Young campaigner Sophie is challenging attitudes towards mental health and promoting student well-being in her school. Read her top tips on how to create a caring and understanding environment for people affected by mental health problems.
For many people, the words ‘mental health’ connote fear, danger and discomfort. But why is it that simply exchanging the word ‘physical’ for ‘mental’ evokes such an overwhelmingly different and often heartless response? And how can we start meaningful conversations that can turn-around people’s conceptions of what suffering from a mental illness is like? I believe that there are three steps we can all follow in the journey towards building a society unashamed and honest about their mental wellbeing: educate, challenge and empathise.
It’s reported that 90% of people suffering from a mental illness experience discrimination as a result. This discrimination can be experienced in the work place, in social circles or in relationships. However, I believe that one key to decreasing discrimination is educating yourself about the facts, and in turn banishing the myths surrounding mental health.
The first place to start is in recognising that ‘mental health’ is no different from ‘physical health’ – everybody has mental health, just as everybody has physical health. Both can malfunction occasionally, and both can be treated – there is no shame in being mentally, or physically ill. Therefore, people experiencing mental illness should be treated no differently in the workplace, in a friendship circle or in a relationship than somebody suffering from a physical ailment – you wouldn’t expect somebody with a broken leg to ‘man up’ or ‘just get on with it’ if their condition left them incapable of working, for example, so why is this often the case for somebody experiencing mental health problems?
In partnership with educating yourself about the reality of mental illness, challenging others’ misconceptions or misunderstandings is also instrumental in changing attitudes. Unfortunately, the media has created and continues to perpetuate the stereotype of suffering from a mental illness as anything from crazy and dangerous to romantic and beautiful. This is not the truth. Experiencing a mental illness can be isolating, debilitating and pose daily obstacles. On the other hand, however, it is important to understand that people experiencing mental health problems are normal people with jobs and families – they are not ‘weird’ or ‘strange’. If 1 in 4 people will experience a mental health problem in their lifetime, it cannot be abnormal or uncommon, meaning that sufferers are not abnormal either.
It is crucial to challenge unhelpful language or deceptive images that are created surrounding mental illness so that people experiencing mental health problems do not feel isolated or discriminated against.

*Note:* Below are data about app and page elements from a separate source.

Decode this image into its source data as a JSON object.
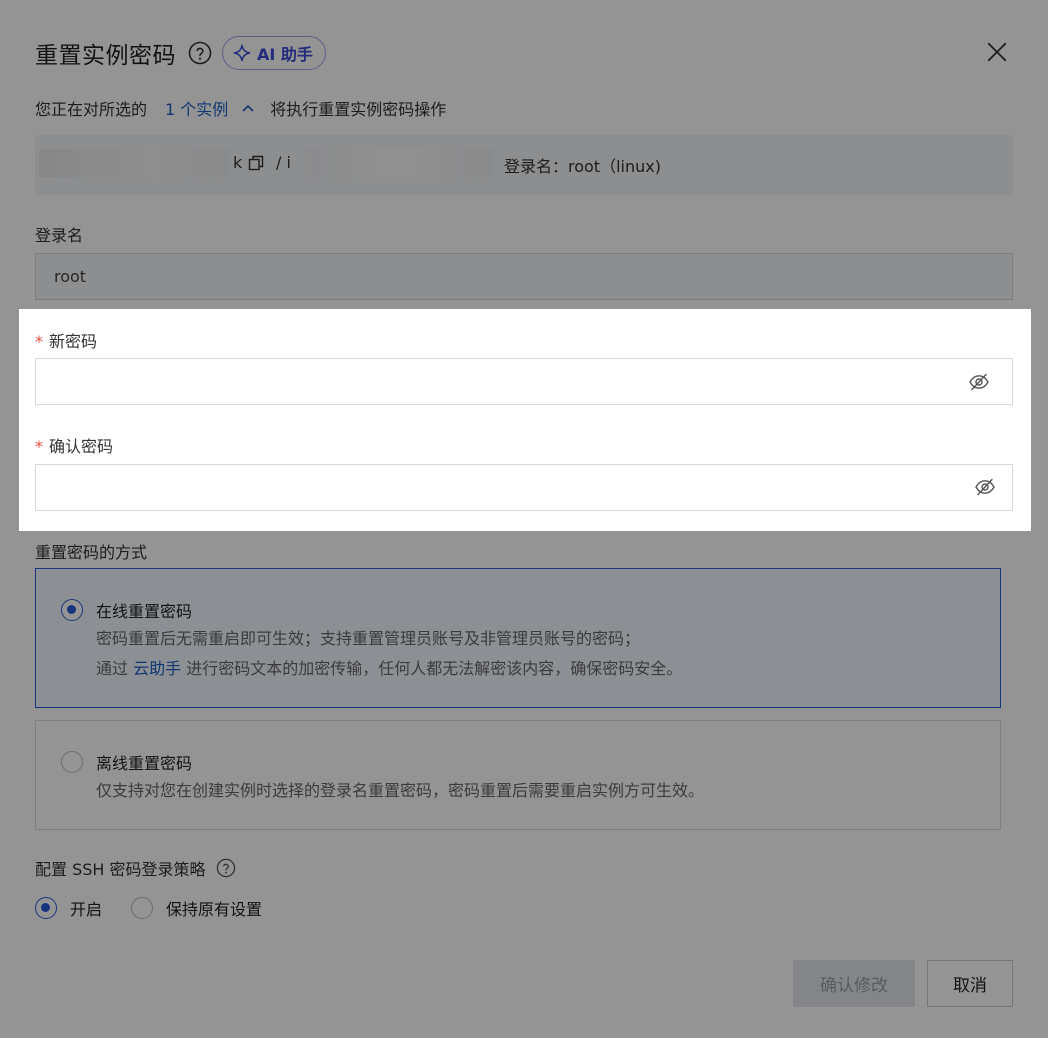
{
  "dialog": {
    "title": "重置实例密码",
    "ai_assistant_label": "AI 助手"
  },
  "subline": {
    "prefix": "您正在对所选的",
    "instance_count_link": "1 个实例",
    "suffix": "将执行重置实例密码操作"
  },
  "instance": {
    "id_tail": "k",
    "separator": "/ i",
    "login_info": "登录名：root（linux)"
  },
  "login_name": {
    "label": "登录名",
    "value": "root"
  },
  "new_password": {
    "label": "新密码",
    "value": ""
  },
  "confirm_password": {
    "label": "确认密码",
    "value": ""
  },
  "reset_method": {
    "label": "重置密码的方式",
    "online": {
      "title": "在线重置密码",
      "desc_line1": "密码重置后无需重启即可生效；支持重置管理员账号及非管理员账号的密码；",
      "desc_line2_prefix": "通过",
      "desc_line2_link": "云助手",
      "desc_line2_suffix": "进行密码文本的加密传输，任何人都无法解密该内容，确保密码安全。",
      "selected": true
    },
    "offline": {
      "title": "离线重置密码",
      "desc": "仅支持对您在创建实例时选择的登录名重置密码，密码重置后需要重启实例方可生效。",
      "selected": false
    }
  },
  "ssh_policy": {
    "label": "配置 SSH 密码登录策略",
    "option_on": "开启",
    "option_keep": "保持原有设置",
    "selected": "开启"
  },
  "footer": {
    "confirm_label": "确认修改",
    "cancel_label": "取消"
  },
  "colors": {
    "primary": "#2a5bd7",
    "link": "#1d5fc2",
    "required": "#e34d3d",
    "ai_accent": "#3c4bd6"
  }
}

The final step towards reducing stigma requires the ability to empathise with those suffering from mental illness, both in your treatment of and conversations with them. I believe the following tips are helpful in aiding conversations with somebody that may be suffering from a mental health problem:
Look beyond the label
People should not be defined by a label, and somebody suffering from a mental health problem may view their illness as their defining feature. Therefore, it’s extremely important to look beyond the illness and encourage the person to do the same.
From personal experience, it can be really difficult to start a conversation about mental health if you are experiencing difficulties and require support. It was so helpful to me to have a friend that I could trust, who wasn’t judgemental but was also realistic and honest in telling me that I needed to seek help urgently. If somebody feels comfortable enough to approach you and wants to open up to you about what they are experiencing, they have a lot of trust for you. Be there for them, listen to them and support them, but also remember to look after yourself as well.
Similarly to the first tip, somebody suffering from a mental health problem will not want to talk about it all the time. Whilst engaging in conversations about their problem is important, it is equally valuable to have normal, everyday conversations with them away from their illness.
Ultimately, it may seem there is still a long way to go before reaching an understanding and knowledgeable society, unafraid and unashamed of approaching the words ‘mental health.’ Involving yourself in open and non-judgemental conversations regarding mental health is an absolutely crucial first step towards fighting stigma and ending discrimination.